Besides the Ukrainian language departments at the universities of Bucharest and Iasi, two such departments have been recently established at the universities of Suceava and Cluj-Napoca. A large number of graduates from these departments are sent to Ukraine for study by the Romanian Union of Ukrainians.
The Ukrainian minority is represented by the Romanian Union of Ukrainians (RUU), which is also the only Romanian organization recognized by the Ukrainian World Congress, the Ukrainian World Forum, the Ukrainian European Congress and the "Ukraine in the world” Association. The RUU issues 5 monthly publications: 3 newspapers (UKRAINSKIY VISNEK, VILNA SLOVO, THE UKRAINIAN COURIER) and 2 magazines (NAS HOLOS, Dzvonek (BELLFLOWER-for children)), and publishes annually over 30 books by Ukrainian poets and prose writers both in the Ukrainian and Romanian languages.

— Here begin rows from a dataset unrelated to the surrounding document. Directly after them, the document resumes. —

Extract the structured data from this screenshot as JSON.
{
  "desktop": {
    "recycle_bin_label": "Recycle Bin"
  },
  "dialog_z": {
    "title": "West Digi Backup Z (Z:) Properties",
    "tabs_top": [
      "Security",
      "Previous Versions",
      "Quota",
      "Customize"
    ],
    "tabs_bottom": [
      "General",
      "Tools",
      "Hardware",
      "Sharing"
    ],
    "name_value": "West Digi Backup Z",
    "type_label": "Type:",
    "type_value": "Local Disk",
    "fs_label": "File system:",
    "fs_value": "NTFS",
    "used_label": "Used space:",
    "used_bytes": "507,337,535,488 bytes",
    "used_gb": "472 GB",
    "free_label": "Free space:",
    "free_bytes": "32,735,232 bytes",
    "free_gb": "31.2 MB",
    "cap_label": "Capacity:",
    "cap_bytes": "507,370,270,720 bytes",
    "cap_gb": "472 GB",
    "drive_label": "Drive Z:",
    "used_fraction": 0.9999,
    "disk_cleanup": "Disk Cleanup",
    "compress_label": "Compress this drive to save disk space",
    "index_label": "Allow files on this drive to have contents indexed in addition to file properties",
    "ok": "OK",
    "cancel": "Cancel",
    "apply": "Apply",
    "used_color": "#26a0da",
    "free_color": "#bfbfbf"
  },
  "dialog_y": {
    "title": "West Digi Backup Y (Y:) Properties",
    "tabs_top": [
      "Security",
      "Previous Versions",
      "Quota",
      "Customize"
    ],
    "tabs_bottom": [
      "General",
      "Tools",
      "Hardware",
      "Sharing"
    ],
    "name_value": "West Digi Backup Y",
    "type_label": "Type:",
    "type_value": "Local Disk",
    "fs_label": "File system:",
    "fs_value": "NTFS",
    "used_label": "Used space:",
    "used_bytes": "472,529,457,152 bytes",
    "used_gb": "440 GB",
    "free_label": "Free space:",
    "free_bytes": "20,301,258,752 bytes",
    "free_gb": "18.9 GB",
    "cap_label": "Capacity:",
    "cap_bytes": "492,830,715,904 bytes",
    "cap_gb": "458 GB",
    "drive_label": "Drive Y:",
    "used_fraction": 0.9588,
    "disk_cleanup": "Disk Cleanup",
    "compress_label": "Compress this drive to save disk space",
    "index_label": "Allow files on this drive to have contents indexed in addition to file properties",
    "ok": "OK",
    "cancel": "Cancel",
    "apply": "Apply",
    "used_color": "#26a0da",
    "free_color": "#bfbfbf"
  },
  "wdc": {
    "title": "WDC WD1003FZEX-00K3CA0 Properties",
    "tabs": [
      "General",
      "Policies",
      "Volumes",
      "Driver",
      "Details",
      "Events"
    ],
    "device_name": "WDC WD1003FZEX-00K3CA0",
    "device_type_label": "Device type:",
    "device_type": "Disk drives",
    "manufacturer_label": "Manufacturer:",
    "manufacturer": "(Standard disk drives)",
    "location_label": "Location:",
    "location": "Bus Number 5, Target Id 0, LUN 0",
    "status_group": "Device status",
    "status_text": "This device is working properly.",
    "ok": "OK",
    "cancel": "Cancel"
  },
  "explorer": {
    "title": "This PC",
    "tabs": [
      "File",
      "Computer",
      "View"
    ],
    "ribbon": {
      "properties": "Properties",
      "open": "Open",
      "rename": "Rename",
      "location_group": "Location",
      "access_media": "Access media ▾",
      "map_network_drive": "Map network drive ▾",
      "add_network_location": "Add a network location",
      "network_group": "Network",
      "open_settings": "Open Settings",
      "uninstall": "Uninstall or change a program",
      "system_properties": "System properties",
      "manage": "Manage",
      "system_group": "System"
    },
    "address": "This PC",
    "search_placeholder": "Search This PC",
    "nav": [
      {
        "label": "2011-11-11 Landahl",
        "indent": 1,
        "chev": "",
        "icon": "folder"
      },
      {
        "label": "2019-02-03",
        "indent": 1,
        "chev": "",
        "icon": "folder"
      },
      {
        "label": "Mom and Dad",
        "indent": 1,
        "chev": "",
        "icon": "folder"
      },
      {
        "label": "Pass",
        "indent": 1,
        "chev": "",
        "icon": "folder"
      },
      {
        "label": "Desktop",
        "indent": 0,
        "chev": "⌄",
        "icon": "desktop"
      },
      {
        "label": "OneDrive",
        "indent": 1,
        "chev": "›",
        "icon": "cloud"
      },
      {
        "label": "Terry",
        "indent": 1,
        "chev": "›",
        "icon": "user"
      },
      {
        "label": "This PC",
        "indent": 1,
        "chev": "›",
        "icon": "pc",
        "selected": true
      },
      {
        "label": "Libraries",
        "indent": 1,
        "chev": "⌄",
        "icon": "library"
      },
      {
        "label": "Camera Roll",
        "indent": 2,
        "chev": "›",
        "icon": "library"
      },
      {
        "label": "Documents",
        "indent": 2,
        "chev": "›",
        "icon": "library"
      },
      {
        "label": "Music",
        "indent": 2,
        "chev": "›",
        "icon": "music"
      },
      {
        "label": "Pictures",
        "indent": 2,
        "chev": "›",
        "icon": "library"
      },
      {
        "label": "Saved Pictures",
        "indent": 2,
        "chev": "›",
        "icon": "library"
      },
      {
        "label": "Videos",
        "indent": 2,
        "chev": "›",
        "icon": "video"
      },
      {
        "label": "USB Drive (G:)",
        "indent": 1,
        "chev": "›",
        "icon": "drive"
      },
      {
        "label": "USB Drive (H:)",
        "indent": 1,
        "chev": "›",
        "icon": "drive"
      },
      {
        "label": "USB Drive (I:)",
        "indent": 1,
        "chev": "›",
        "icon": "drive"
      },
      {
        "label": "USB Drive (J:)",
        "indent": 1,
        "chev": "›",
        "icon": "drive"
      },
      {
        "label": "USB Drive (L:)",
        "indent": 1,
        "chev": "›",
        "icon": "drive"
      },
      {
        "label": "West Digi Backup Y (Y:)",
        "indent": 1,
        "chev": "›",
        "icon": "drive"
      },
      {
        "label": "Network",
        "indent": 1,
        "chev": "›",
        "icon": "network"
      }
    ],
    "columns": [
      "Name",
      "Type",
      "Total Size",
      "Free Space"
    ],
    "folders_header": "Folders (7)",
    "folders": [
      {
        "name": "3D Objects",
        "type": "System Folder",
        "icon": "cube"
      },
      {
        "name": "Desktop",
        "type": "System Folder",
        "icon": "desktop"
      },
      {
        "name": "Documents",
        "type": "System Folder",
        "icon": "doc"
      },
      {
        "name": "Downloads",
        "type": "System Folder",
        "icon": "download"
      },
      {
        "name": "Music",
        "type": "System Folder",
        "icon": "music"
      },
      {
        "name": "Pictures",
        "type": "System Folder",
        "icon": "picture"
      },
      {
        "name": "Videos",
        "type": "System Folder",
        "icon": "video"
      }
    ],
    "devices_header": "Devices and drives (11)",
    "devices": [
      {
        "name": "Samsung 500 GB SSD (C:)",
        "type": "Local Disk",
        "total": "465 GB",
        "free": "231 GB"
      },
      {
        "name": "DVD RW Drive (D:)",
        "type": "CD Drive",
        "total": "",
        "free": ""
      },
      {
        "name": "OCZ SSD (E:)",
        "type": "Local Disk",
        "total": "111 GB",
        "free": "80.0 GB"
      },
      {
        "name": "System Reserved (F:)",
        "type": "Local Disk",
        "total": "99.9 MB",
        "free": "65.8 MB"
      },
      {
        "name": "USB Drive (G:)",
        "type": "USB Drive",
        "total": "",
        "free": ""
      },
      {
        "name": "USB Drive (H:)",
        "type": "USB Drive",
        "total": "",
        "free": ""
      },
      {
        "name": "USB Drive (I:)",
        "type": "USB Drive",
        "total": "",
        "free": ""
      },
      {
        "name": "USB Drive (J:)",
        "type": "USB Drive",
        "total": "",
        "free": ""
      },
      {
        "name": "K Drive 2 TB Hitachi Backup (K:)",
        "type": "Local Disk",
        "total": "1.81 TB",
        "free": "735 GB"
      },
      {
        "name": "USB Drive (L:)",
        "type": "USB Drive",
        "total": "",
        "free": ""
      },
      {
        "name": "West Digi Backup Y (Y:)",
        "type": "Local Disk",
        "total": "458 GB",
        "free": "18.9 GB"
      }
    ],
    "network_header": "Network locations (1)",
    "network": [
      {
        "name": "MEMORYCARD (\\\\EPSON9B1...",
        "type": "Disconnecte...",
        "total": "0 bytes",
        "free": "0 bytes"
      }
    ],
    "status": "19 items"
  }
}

THE RELIGIOUS NEEDS OF THE UKRAINIANS IN ROMANIA are represented by the Ukrainian Orthodox Vicariate, part of the Romanian Orthodox Church, with headquarters in Sighetu Marmatiei (the Vicariate was established in 1996 and it includes 25 parishes and 52,000 parishioners), and the General Ukrainian Vicariate of the Greek Catholic Church with headquarters in Suceava (the Vicariate was reestablished in 1996 and it has about 6000 parishioners).